Since the COVID-19 era began in March, sales of edibles have increased 83.26% from 767,957 units sold that month to 1,407,345 sold in August. At the time, this category’s share was only 10.5%, but in August edibles made up 15.15% of sales. Over July, sales increased by 7.35%. August’s sales only exhausted 14.4% of the total inventory, with 9,775,069 units unsold. Approximately 2 million units are produced each month, nearly double what is sold.
Extracts and Topicals
Interest in cannabis extracts and topicals are steadily rising along with edibles. In August, 1,113,893 units were sold, an increase of 3.37% from the 1,077,533 units sold in July. This category makes up 12% of sales, up nearly 2% since March. Only 11% of the standing inventory was sold in August, and inventory actually increased 2.6% from 9,815,851 in July to 10,074,509.
Now that there are more options available on the market, sales of topicals continue to rise. From July to August, sales increased by 9%, rising from 10,030 products sold to 10,940. It may not seem like much, but in March there were only 202 sold. Inventory is increasing steadily as well, rising 8.95% between July and August.
Plants and Seeds
Plants and seeds remain a funny category, as they can be dependent on growing seasons and require more niche knowledge from customers. Non-medical consumers don’t seem to be incredibly interested yet, purchasing only 10 plants in August, and 24 in July. Seeds seem to be the preferred buy for home-growers, with 2,186 units sold in August and 3,003 sold in July.
Sales may continue to climb every month, but if inventories rise with them, it stands to reason that Canada’s largest licenced producers will continue to have trouble.
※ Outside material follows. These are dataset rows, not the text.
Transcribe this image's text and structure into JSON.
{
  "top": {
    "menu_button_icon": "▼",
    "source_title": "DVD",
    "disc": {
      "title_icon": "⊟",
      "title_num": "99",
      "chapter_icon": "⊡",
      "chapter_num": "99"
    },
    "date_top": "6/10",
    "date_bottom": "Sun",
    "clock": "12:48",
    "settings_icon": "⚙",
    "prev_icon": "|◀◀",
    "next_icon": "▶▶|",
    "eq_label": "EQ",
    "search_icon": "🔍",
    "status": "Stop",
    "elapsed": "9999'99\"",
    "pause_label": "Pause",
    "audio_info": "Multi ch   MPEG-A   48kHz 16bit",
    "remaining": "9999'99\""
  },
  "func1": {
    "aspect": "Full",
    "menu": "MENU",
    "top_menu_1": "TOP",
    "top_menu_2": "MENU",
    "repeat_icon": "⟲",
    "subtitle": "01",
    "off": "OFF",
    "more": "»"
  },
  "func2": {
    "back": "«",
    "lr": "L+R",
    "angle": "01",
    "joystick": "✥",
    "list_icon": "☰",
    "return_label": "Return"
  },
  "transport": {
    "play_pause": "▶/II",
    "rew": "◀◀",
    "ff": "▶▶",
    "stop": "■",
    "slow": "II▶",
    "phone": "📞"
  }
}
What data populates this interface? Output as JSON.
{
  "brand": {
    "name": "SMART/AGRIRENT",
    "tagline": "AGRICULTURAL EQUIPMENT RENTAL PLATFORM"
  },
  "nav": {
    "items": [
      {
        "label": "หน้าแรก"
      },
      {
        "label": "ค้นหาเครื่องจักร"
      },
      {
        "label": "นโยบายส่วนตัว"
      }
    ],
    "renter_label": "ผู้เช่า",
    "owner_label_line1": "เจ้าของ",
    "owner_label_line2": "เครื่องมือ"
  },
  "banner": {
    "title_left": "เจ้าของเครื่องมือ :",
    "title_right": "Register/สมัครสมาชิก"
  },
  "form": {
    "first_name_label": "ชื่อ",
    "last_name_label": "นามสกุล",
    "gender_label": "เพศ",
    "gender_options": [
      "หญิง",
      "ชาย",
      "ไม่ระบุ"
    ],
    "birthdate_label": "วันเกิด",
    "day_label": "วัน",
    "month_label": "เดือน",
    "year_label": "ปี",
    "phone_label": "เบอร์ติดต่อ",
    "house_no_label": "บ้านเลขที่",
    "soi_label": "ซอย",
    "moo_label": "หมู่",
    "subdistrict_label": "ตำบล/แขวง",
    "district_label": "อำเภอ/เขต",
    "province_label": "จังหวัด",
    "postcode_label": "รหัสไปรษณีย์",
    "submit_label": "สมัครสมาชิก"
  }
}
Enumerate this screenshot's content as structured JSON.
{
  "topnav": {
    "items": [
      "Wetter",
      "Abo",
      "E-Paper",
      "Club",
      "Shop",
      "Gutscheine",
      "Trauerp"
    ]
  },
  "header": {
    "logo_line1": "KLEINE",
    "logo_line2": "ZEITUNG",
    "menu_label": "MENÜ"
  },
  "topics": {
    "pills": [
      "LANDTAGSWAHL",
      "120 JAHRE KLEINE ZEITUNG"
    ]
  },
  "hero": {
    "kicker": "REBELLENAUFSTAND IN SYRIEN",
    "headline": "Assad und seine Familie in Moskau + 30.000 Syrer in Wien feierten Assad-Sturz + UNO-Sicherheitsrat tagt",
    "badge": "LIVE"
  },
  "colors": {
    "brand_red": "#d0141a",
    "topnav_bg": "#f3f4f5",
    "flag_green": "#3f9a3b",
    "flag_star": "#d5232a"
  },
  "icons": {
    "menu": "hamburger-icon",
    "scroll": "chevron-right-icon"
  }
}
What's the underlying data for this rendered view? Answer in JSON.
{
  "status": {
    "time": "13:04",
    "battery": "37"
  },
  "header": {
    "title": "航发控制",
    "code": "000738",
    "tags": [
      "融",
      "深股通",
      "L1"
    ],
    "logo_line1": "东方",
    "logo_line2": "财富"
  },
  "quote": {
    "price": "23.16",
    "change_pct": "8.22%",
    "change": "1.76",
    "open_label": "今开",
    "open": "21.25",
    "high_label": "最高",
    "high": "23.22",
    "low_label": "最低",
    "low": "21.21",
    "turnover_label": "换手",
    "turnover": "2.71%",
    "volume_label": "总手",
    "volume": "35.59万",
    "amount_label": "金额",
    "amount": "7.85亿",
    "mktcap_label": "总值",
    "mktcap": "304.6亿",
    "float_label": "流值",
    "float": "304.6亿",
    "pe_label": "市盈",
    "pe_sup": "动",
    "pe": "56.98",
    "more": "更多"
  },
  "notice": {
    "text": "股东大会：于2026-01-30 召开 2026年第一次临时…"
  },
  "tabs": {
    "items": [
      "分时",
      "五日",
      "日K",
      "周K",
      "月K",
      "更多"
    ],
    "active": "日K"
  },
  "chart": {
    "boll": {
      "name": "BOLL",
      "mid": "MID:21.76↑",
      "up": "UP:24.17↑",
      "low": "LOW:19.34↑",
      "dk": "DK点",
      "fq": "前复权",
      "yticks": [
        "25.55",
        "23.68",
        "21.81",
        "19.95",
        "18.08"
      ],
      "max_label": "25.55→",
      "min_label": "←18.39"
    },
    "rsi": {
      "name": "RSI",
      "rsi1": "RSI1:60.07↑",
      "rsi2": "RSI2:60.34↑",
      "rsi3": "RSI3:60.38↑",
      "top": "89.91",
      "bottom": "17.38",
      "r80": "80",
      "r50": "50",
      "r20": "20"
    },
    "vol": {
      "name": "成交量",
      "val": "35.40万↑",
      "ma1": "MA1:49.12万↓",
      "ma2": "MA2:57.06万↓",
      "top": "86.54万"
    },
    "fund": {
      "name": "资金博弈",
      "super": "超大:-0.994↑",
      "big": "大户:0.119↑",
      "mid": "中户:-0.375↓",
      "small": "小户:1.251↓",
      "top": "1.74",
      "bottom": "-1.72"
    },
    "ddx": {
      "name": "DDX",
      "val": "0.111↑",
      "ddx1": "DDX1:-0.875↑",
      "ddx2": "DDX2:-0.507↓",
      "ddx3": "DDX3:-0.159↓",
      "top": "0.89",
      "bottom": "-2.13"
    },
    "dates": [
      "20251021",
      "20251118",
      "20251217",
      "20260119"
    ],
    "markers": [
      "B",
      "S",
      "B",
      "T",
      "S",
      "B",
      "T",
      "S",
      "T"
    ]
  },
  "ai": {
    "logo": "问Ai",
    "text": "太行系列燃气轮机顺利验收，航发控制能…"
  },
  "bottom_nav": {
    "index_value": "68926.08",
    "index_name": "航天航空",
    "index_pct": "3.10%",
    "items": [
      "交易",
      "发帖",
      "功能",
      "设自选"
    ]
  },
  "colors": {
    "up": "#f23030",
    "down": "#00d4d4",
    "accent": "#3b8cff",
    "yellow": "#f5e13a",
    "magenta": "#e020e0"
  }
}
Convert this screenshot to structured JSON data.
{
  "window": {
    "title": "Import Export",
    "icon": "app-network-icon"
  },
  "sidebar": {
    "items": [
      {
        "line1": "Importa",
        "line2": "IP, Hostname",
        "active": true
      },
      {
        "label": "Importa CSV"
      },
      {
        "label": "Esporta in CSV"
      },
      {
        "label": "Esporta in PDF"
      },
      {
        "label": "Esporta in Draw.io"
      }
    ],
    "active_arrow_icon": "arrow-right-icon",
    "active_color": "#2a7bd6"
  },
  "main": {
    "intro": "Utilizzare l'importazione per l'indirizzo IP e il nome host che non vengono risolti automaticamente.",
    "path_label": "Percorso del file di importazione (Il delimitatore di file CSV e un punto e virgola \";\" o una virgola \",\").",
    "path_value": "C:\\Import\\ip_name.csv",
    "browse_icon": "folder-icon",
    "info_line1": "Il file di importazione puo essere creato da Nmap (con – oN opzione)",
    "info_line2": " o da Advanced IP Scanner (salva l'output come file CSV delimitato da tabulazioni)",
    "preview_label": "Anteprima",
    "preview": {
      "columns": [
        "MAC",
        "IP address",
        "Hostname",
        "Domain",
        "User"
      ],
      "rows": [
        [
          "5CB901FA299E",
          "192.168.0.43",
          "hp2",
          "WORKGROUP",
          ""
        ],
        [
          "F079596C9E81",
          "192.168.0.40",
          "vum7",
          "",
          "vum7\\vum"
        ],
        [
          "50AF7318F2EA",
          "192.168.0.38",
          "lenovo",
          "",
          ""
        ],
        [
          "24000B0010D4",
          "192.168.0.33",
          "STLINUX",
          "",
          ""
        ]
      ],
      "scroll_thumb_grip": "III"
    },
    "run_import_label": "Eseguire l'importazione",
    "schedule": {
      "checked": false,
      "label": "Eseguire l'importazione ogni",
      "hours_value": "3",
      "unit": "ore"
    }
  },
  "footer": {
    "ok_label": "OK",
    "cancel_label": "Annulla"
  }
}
With so much overstock sitting in a warehouse, it’s not just the THC that will degrade over time, it’s their bottom line, too.
Read the full report here.
Total Non-Medical Cannabis (packaged units)
August 2020: 9,287,312
July 2020: 8,969,207
72.2% – Dried Cannabis +2.8%
15.15% – Edibles +7.35%
12% – Extracts +3.37%
0.12% – Topicals +9.07%
0.023% – Seeds -27.2%
0.001% – Plants -58.3%